The seller only wanted one dollar for it, and I’m telling you, this book was brand new. I had to have it, if only for the locale depicted on the front. As I walked up to pay for it, a very pleasant man said, “Oh, you found the Easter egg in our little sale. Do you know the story behind this book?”
I replied, “Well, I recognized Oneonta Gorge, but that’s about it.”
“This,” he pointed to his wife, “is the author of that book, Jessica Blackburn.”
To say I got a little giggly and excited was understated, but unfortunately it doesn’t come out as praise and appreciation, and, rather, leaves me sounding like a bumbling idiot. I thanked them both, made some dumb remark about how cool it was to meet her and I couldn’t wait to read it, and I ran off to the car. Shyness… it is the worst kind of friend that rears its ugly head at the least helpful of times.
I took the book straight home Saturday, and read it cover to cover yesterday. This book wins a bunch of points from me for its localization. The main character attends high school in my town, Stevenson. There’s plenty of commentary on the local area, weather, and other things that only a true gorge resident could know or understand. It made me feel like I’ve been there, in this book, before.
All of this just adds to the fun of an already great young adult story about a girl who is only beginning to know herself, with a special twist of karma to boot. Rylee grows, right before the reader’s eyes, from a slightly awkward sophomore to a powerful young woman, trying to balance her newly discovered power from within.

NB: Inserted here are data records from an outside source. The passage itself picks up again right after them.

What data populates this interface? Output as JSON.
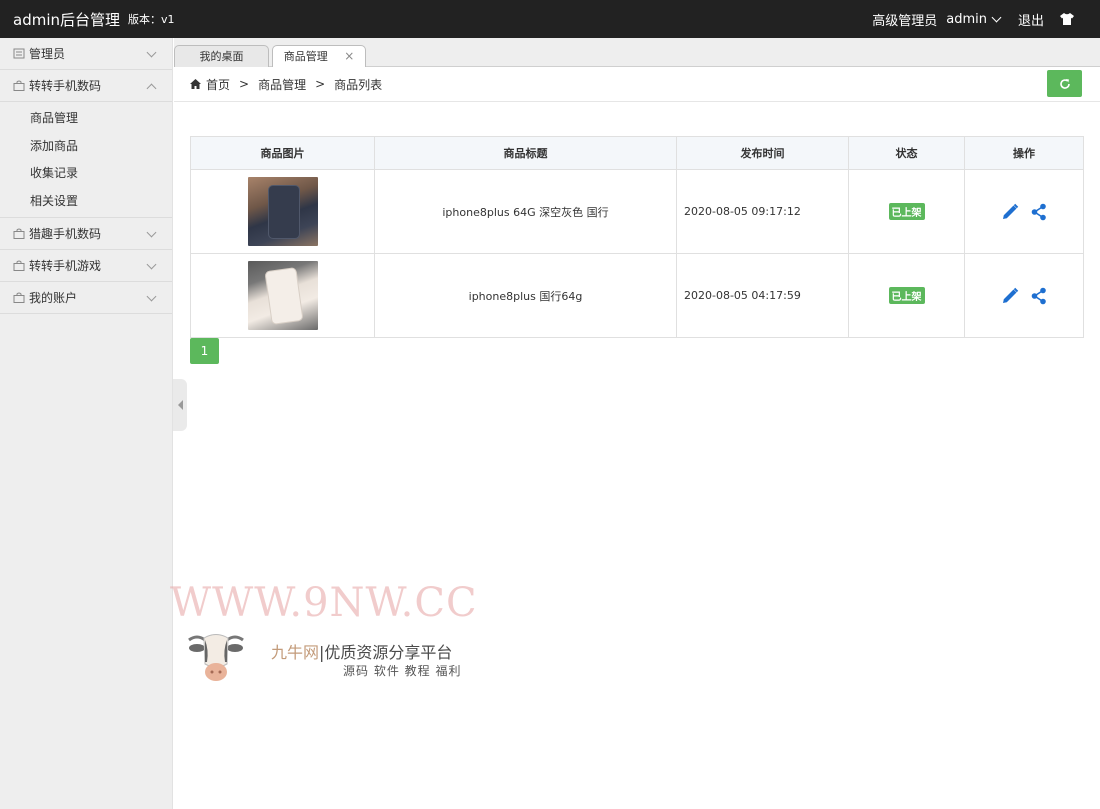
{
  "header": {
    "brand": "admin后台管理",
    "version": "版本：v1",
    "role": "高级管理员",
    "user": "admin",
    "logout": "退出"
  },
  "sidebar": {
    "menus": [
      {
        "label": "管理员",
        "icon": "list-icon",
        "expanded": false
      },
      {
        "label": "转转手机数码",
        "icon": "bag-icon",
        "expanded": true,
        "items": [
          "商品管理",
          "添加商品",
          "收集记录",
          "相关设置"
        ]
      },
      {
        "label": "猎趣手机数码",
        "icon": "bag-icon",
        "expanded": false
      },
      {
        "label": "转转手机游戏",
        "icon": "bag-icon",
        "expanded": false
      },
      {
        "label": "我的账户",
        "icon": "bag-icon",
        "expanded": false
      }
    ]
  },
  "tabs": [
    {
      "label": "我的桌面"
    },
    {
      "label": "商品管理",
      "close": "×"
    }
  ],
  "breadcrumb": [
    "首页",
    "商品管理",
    "商品列表"
  ],
  "breadcrumb_sep": ">",
  "table": {
    "columns": [
      "商品图片",
      "商品标题",
      "发布时间",
      "状态",
      "操作"
    ],
    "rows": [
      {
        "title": "iphone8plus 64G 深空灰色 国行",
        "time": "2020-08-05 09:17:12",
        "status": "已上架",
        "image": "dark-phone-thumb"
      },
      {
        "title": "iphone8plus 国行64g",
        "time": "2020-08-05 04:17:59",
        "status": "已上架",
        "image": "light-phone-thumb"
      }
    ]
  },
  "pagination": {
    "current": "1"
  },
  "watermark": {
    "url": "WWW.9NW.CC",
    "title_accent": "九牛网",
    "title_sep": "|",
    "title": "优质资源分享平台",
    "subtitle": "源码 软件 教程 福利"
  },
  "colors": {
    "header_bg": "#222222",
    "primary_green": "#5cb85c",
    "icon_blue": "#1e6fd0",
    "sidebar_bg": "#eeeeee"
  }
}
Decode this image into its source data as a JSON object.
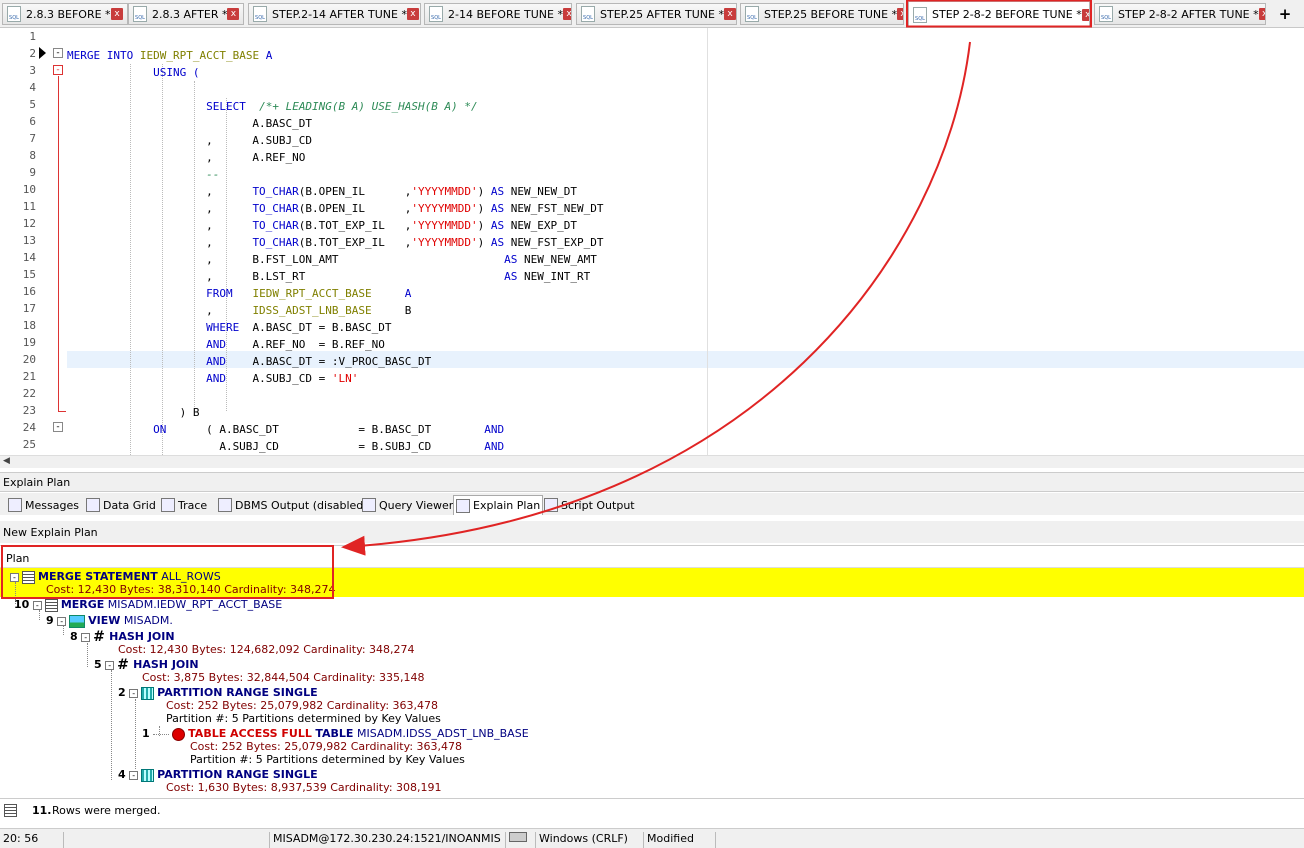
{
  "tabs": [
    {
      "label": "2.8.3 BEFORE *"
    },
    {
      "label": "2.8.3 AFTER *"
    },
    {
      "label": "STEP.2-14 AFTER TUNE *"
    },
    {
      "label": "2-14 BEFORE TUNE *"
    },
    {
      "label": "STEP.25 AFTER TUNE *"
    },
    {
      "label": "STEP.25 BEFORE TUNE *"
    },
    {
      "label": "STEP 2-8-2 BEFORE TUNE *"
    },
    {
      "label": "STEP 2-8-2 AFTER TUNE *"
    }
  ],
  "sql_icon_text": "SQL",
  "close_glyph": "x",
  "add_tab_glyph": "+",
  "editor": {
    "line_numbers": [
      "1",
      "2",
      "3",
      "4",
      "5",
      "6",
      "7",
      "8",
      "9",
      "10",
      "11",
      "12",
      "13",
      "14",
      "15",
      "16",
      "17",
      "18",
      "19",
      "20",
      "21",
      "22",
      "23",
      "24",
      "25"
    ]
  },
  "panel_title": "Explain Plan",
  "bottom_tabs": [
    "Messages",
    "Data Grid",
    "Trace",
    "DBMS Output (disabled)",
    "Query Viewer",
    "Explain Plan",
    "Script Output"
  ],
  "new_explain_label": "New Explain Plan",
  "plan": {
    "column_header": "Plan",
    "nodes": [
      {
        "id": "",
        "name": "MERGE STATEMENT",
        "extra": "ALL_ROWS",
        "details": "Cost: 12,430  Bytes: 38,310,140  Cardinality: 348,274"
      },
      {
        "id": "10",
        "name": "MERGE",
        "extra": "MISADM.IEDW_RPT_ACCT_BASE",
        "details": ""
      },
      {
        "id": "9",
        "name": "VIEW",
        "extra": "MISADM.",
        "details": ""
      },
      {
        "id": "8",
        "name": "HASH JOIN",
        "extra": "",
        "details": "Cost: 12,430  Bytes: 124,682,092  Cardinality: 348,274"
      },
      {
        "id": "5",
        "name": "HASH JOIN",
        "extra": "",
        "details": "Cost: 3,875  Bytes: 32,844,504  Cardinality: 335,148"
      },
      {
        "id": "2",
        "name": "PARTITION RANGE SINGLE",
        "extra": "",
        "details": "Cost: 252  Bytes: 25,079,982  Cardinality: 363,478",
        "details2": "Partition #: 5  Partitions determined by Key Values"
      },
      {
        "id": "1",
        "name": "TABLE ACCESS FULL",
        "name2": "TABLE",
        "extra": "MISADM.IDSS_ADST_LNB_BASE",
        "details": "Cost: 252  Bytes: 25,079,982  Cardinality: 363,478",
        "details2": "Partition #: 5  Partitions determined by Key Values"
      },
      {
        "id": "4",
        "name": "PARTITION RANGE SINGLE",
        "extra": "",
        "details": "Cost: 1,630  Bytes: 8,937,539  Cardinality: 308,191"
      }
    ]
  },
  "message": {
    "number": "11.",
    "text": "Rows were merged."
  },
  "status": {
    "position": "20:  56",
    "connection": "MISADM@172.30.230.24:1521/INOANMIS",
    "line_ending": "Windows (CRLF)",
    "state": "Modified"
  },
  "colors": {
    "annotation_red": "#e02424",
    "highlight_yellow": "#ffff00",
    "keyword_blue": "#0000cc",
    "string_red": "#e00000",
    "object_olive": "#808000",
    "comment_green": "#2e8b57"
  }
}
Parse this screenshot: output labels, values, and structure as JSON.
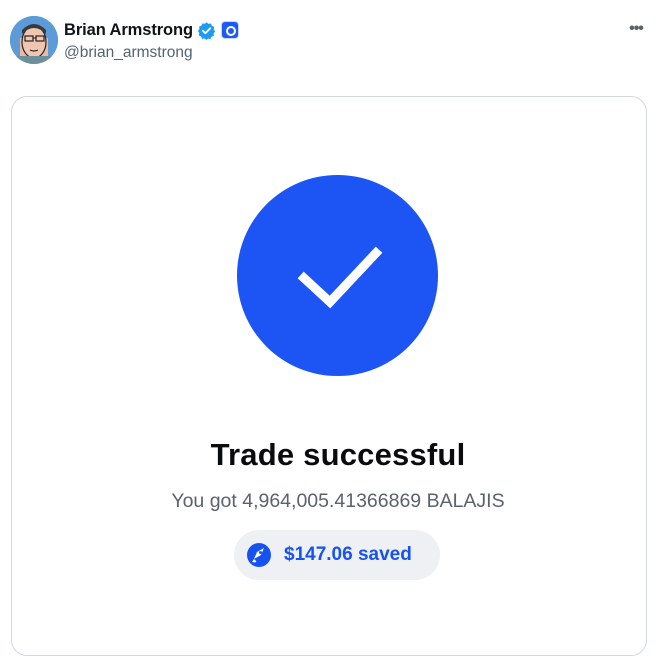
{
  "post": {
    "author_name": "Brian Armstrong",
    "author_handle": "@brian_armstrong",
    "more_label": "•••"
  },
  "card": {
    "title": "Trade successful",
    "subtitle": "You got 4,964,005.41366869 BALAJIS",
    "saved_label": "$147.06 saved"
  },
  "colors": {
    "accent": "#1d55f5",
    "verified": "#1d9bf0",
    "saved_text": "#1652f0",
    "pill_bg": "#eef0f3"
  },
  "icons": {
    "avatar": "avatar",
    "verified": "verified-badge-icon",
    "affiliate": "coinbase-affiliate-icon",
    "more": "more-options-icon",
    "checkmark": "checkmark-icon",
    "savings": "rocket-icon"
  }
}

Blackburn touches on a myriad of relatable teenage struggles: a sick parent, budding romance, childhood friends, trying to find your place in the world, and adolescent secrets. The author’s tasteful wordsmithing gives texture that is beyond what I expect from young adult novels, and was a sheer delight. I would definitely recommend The Echoing, from Bonneville Books, to the young adults in my life!
P.S. Ms. Blackburn, if you ever come across my little blog, it was truly a pleasure to meet you, and I am excited to see what you have in store for us in the future!